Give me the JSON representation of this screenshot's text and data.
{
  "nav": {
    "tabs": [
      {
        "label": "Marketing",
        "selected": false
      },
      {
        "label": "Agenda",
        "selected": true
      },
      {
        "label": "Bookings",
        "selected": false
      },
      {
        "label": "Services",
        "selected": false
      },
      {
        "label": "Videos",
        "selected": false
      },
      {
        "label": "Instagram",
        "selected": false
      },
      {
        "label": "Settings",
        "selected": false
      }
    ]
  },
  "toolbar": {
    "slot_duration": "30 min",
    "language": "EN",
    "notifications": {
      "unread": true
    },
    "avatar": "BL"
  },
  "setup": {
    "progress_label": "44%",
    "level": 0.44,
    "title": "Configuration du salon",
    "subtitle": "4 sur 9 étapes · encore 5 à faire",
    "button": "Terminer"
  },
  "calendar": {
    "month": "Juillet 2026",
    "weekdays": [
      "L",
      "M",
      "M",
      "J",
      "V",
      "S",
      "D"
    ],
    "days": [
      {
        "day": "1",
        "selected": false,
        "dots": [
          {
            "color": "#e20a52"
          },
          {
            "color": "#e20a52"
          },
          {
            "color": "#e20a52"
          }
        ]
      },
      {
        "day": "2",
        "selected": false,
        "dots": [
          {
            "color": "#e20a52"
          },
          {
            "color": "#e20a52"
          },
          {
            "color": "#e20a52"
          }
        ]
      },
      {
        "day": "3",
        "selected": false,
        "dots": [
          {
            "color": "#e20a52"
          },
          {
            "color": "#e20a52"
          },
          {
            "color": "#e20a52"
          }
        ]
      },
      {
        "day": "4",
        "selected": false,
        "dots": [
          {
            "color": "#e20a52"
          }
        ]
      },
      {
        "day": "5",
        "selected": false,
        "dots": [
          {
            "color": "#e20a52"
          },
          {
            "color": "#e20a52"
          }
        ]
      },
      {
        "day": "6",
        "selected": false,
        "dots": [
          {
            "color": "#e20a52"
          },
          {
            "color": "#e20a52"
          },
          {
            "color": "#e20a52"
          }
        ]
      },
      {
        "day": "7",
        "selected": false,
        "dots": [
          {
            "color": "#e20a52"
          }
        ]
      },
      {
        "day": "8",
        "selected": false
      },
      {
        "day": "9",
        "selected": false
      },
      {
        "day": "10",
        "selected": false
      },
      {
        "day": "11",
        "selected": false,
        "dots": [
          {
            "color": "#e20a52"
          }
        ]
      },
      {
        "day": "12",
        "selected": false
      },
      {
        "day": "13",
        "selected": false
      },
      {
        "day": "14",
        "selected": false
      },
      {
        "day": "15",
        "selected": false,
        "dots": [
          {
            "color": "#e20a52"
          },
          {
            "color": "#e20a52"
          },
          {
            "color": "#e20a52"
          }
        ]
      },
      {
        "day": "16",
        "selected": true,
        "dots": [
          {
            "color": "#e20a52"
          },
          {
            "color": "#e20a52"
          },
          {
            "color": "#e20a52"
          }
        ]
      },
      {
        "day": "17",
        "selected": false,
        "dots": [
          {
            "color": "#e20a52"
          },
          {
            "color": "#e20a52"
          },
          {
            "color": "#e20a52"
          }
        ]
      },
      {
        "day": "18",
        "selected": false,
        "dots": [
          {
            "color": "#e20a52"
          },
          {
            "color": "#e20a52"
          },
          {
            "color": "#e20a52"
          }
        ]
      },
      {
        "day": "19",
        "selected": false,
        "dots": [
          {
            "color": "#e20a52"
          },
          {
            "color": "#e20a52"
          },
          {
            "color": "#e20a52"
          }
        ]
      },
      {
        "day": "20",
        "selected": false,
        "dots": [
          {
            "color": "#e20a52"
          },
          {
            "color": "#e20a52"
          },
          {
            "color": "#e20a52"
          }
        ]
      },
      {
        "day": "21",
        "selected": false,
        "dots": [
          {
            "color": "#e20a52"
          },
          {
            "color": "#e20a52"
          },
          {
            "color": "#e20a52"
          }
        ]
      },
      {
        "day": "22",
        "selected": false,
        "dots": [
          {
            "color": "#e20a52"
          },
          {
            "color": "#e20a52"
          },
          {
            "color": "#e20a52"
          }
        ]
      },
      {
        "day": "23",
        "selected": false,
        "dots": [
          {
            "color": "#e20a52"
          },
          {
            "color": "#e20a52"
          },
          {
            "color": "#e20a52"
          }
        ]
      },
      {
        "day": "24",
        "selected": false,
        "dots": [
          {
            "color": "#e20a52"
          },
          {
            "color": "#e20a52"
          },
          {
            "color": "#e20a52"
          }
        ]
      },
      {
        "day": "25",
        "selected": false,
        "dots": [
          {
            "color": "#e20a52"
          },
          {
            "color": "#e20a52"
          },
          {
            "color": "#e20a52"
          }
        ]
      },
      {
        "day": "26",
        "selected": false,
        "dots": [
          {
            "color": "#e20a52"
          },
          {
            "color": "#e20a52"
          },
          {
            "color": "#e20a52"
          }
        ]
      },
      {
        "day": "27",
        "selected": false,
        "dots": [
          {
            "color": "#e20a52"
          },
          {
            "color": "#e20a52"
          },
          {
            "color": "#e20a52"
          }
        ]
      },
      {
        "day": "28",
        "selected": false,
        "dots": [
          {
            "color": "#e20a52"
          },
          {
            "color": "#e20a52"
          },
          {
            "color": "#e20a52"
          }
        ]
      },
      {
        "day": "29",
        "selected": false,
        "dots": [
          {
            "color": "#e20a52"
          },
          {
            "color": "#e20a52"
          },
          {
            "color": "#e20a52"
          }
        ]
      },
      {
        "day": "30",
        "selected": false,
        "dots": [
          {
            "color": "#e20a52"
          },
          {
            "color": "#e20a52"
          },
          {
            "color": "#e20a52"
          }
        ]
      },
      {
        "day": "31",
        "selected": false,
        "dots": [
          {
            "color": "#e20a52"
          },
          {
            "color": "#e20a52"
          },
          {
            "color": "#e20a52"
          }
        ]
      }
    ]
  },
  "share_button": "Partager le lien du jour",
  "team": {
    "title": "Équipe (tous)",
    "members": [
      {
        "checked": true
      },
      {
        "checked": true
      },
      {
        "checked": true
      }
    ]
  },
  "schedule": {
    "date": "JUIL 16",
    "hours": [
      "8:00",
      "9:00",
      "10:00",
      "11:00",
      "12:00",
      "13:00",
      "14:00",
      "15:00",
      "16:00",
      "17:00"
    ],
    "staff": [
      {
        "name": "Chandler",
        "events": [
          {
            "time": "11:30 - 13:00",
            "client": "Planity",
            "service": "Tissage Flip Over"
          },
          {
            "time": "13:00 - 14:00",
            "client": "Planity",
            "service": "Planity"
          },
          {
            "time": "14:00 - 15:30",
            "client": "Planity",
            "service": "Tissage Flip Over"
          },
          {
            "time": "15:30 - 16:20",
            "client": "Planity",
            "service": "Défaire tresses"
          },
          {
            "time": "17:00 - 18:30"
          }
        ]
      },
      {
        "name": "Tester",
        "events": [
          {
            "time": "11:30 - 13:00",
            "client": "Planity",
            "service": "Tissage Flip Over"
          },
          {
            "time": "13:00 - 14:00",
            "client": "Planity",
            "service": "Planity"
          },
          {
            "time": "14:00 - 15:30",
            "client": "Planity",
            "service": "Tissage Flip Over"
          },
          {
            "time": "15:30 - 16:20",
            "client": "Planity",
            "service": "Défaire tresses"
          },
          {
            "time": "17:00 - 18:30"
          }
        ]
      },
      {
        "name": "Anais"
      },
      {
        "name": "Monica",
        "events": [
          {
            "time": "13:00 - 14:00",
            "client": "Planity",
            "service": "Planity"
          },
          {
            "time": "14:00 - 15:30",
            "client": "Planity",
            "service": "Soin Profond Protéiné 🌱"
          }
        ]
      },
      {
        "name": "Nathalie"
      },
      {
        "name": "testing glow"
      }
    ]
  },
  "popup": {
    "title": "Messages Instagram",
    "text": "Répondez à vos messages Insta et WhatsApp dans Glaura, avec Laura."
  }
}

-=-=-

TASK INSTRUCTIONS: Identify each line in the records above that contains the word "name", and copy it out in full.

YOUR RESPONSE:
        "name": "Chandler",
        "name": "Tester",
        "name": "Anais"
        "name": "Monica",
        "name": "Nathalie"
        "name": "testing glow"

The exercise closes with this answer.